Given entries -

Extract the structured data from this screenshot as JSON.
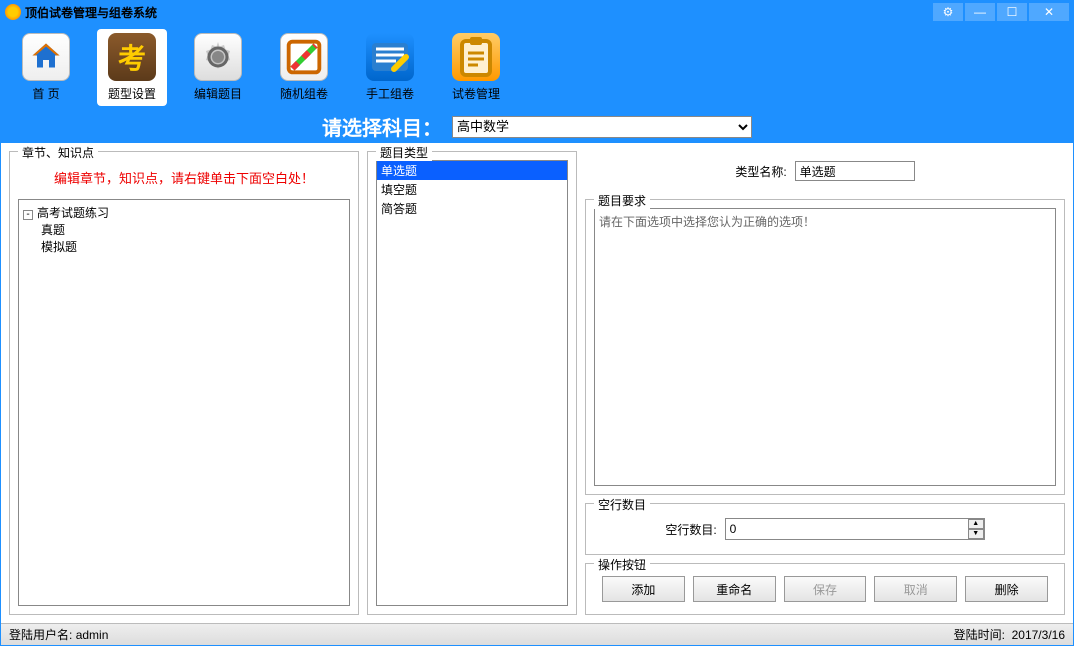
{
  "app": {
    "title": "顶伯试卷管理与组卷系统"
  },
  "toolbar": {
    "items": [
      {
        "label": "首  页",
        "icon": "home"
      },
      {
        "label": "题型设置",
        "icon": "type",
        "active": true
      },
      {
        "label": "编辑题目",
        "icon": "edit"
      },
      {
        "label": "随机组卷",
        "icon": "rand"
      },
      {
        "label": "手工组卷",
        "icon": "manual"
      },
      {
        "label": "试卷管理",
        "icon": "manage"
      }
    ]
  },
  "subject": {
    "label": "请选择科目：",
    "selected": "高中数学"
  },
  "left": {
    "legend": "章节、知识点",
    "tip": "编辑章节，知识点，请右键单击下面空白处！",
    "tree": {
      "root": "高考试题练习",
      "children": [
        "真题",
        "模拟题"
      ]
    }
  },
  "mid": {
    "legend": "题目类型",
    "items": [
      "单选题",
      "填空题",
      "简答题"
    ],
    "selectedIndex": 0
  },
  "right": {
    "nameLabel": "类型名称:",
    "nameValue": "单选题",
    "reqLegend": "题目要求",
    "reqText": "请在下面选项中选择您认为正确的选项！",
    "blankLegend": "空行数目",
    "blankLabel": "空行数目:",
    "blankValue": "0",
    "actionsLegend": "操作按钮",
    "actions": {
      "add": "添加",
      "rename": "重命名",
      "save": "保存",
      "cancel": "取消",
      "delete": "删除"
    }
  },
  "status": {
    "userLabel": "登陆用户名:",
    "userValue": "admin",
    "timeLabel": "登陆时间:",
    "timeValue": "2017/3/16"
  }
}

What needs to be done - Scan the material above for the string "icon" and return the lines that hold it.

Answer space -
        "icon": "home"
        "icon": "type",
        "icon": "edit"
        "icon": "rand"
        "icon": "manual"
        "icon": "manage"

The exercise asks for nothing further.